- [PROBLEM TO SOLVE] Every line below that has the string "title" needs to be copied.

(Records from a dataset)
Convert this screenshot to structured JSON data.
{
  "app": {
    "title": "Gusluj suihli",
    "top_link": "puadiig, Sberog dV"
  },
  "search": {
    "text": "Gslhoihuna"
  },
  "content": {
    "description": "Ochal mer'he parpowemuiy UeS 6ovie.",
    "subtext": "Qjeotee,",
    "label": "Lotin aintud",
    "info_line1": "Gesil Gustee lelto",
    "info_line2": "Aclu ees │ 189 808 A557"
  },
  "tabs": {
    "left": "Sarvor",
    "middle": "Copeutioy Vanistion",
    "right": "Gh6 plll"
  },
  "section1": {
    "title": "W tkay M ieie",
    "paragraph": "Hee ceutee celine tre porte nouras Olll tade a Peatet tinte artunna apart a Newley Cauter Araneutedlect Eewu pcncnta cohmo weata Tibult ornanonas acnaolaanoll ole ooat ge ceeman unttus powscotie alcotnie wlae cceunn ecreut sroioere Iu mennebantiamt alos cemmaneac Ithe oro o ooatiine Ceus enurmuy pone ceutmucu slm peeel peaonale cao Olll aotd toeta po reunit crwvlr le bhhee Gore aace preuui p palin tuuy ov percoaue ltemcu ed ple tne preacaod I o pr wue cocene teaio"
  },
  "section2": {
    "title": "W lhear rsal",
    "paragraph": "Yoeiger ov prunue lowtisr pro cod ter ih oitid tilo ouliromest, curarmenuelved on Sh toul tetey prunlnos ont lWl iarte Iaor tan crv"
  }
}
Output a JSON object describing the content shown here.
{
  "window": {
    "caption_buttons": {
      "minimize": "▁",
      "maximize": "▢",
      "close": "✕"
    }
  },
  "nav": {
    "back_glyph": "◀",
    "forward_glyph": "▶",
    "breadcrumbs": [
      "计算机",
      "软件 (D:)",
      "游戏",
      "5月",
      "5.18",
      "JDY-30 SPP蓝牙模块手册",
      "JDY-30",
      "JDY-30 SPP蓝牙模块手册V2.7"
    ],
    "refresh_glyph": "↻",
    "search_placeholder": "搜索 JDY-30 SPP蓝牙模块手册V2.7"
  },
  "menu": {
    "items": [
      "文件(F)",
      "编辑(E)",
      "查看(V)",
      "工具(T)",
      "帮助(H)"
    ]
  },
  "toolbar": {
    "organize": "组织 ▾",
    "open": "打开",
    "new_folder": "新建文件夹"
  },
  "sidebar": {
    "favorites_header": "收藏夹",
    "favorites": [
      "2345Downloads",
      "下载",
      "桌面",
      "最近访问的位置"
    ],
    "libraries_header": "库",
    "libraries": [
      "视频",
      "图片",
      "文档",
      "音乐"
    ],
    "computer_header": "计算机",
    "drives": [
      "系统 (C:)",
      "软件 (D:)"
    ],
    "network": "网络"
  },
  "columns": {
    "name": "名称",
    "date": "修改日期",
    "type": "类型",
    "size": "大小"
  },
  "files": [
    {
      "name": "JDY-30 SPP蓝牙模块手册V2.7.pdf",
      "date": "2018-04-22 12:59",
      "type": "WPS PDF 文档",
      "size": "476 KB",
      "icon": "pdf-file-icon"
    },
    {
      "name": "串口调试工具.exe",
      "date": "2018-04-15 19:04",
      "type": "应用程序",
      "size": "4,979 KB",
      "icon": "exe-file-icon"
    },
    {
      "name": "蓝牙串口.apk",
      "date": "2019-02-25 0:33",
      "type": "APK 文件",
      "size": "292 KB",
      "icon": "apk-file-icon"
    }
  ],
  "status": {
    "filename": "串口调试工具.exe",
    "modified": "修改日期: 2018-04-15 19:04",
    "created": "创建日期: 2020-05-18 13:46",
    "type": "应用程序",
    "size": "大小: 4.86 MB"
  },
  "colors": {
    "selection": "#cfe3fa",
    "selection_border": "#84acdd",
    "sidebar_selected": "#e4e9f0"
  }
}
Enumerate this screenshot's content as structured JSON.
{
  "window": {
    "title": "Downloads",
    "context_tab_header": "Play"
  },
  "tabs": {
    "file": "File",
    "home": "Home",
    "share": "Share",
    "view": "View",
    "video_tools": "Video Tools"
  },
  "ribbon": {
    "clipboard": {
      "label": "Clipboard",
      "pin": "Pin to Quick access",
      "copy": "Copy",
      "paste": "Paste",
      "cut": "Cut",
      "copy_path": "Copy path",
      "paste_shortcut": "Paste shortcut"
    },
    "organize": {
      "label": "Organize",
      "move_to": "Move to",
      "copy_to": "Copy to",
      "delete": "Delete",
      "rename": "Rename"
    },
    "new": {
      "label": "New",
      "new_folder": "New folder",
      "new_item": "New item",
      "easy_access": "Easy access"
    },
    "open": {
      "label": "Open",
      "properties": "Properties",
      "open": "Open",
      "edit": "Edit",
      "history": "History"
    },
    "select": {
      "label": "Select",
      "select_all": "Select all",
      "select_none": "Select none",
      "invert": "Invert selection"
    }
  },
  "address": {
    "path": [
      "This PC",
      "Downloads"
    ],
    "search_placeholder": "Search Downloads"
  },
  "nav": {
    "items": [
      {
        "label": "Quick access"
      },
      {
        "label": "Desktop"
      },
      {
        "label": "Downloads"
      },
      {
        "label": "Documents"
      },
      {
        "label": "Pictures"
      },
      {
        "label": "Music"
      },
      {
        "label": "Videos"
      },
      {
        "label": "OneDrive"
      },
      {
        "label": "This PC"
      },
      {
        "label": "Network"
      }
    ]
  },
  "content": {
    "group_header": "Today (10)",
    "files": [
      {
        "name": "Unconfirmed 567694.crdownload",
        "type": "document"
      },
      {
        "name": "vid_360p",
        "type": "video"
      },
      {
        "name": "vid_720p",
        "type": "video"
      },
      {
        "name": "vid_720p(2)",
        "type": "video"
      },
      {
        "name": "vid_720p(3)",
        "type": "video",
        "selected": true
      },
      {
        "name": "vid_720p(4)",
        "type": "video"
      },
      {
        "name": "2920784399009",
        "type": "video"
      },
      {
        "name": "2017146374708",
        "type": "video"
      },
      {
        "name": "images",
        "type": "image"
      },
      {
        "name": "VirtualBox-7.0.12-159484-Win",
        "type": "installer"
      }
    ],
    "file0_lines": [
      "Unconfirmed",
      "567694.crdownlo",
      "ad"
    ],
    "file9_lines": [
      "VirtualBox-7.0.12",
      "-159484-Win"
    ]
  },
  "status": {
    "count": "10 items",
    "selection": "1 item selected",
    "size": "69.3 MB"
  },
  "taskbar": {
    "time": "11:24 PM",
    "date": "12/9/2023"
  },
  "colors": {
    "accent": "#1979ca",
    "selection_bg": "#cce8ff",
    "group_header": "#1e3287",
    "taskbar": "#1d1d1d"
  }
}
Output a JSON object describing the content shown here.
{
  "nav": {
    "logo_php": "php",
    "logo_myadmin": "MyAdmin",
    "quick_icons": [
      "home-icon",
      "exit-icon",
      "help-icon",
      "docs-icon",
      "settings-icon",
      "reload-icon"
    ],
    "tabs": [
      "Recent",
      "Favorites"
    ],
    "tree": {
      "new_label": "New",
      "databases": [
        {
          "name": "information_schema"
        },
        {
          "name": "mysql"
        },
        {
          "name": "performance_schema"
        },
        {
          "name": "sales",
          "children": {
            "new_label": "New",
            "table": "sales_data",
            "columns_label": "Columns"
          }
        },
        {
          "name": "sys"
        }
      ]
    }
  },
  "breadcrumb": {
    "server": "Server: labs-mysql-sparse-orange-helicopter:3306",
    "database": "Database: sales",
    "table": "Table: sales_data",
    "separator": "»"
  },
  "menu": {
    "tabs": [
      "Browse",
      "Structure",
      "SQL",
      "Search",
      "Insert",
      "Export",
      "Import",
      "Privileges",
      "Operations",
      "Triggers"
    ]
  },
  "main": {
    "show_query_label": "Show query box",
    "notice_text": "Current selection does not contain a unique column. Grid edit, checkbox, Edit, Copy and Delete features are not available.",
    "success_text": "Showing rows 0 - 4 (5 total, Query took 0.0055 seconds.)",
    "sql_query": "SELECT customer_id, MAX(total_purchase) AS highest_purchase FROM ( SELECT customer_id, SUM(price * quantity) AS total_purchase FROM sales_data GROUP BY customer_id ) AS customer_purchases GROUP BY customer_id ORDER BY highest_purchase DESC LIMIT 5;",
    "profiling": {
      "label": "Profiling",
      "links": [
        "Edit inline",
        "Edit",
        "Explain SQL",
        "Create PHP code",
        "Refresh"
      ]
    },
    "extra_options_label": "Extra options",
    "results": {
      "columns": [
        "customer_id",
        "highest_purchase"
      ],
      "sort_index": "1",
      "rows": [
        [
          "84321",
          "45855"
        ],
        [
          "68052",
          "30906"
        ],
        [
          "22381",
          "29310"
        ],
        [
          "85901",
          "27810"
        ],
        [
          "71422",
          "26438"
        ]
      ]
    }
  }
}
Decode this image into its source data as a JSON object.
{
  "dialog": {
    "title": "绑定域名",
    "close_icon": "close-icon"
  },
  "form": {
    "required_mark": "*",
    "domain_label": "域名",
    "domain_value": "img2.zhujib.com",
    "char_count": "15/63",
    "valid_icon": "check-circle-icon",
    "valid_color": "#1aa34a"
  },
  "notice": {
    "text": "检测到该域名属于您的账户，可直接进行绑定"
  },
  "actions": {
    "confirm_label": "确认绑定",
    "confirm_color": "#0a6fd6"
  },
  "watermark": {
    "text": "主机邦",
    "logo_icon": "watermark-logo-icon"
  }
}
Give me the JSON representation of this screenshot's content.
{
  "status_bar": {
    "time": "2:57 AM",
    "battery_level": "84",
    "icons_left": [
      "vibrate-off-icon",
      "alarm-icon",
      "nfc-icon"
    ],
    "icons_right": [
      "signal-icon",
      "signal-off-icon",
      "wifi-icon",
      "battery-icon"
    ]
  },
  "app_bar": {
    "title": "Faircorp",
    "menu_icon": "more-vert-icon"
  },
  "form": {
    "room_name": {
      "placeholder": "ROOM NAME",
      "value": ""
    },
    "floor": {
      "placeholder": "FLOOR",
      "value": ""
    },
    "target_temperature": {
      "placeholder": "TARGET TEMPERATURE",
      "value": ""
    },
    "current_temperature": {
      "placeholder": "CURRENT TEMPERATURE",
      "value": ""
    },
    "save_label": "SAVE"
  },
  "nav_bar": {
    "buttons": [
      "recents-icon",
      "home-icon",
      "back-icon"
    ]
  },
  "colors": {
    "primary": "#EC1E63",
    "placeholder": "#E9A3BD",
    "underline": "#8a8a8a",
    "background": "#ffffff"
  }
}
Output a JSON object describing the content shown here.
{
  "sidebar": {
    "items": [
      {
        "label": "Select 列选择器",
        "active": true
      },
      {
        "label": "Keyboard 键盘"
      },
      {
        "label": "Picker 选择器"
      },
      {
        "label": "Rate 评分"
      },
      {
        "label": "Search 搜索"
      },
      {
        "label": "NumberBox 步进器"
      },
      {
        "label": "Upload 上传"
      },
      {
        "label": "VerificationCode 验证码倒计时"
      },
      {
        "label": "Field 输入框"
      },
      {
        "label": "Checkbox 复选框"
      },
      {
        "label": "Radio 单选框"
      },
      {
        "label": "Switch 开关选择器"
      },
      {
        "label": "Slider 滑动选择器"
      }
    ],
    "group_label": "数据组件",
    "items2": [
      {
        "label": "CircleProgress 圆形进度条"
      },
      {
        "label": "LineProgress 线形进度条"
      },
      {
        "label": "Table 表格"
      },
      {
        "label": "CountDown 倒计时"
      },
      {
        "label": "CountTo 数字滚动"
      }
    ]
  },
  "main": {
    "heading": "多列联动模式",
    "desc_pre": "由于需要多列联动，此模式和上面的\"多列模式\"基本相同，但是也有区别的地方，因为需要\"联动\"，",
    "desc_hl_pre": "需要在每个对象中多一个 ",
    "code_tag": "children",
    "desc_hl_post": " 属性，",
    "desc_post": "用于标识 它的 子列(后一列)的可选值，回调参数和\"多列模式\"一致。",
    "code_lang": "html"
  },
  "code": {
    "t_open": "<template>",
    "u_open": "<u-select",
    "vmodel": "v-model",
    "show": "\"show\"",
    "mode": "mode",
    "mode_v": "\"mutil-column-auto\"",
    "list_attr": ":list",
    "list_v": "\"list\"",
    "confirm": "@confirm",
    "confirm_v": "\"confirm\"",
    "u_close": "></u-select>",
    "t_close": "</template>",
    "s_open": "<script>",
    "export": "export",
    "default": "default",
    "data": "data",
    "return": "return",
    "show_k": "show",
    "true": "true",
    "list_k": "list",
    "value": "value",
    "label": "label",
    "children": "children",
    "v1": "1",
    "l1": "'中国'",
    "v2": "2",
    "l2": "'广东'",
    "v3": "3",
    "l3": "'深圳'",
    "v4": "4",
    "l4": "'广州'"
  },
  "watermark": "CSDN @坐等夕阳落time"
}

- [EXERCISE OUTPUT]
    "title": "Gusluj suihli",
    "title": "W tkay M ieie",
    "title": "W lhear rsal",
    "title": "Downloads",
    "title": "绑定域名",
    "title": "Faircorp",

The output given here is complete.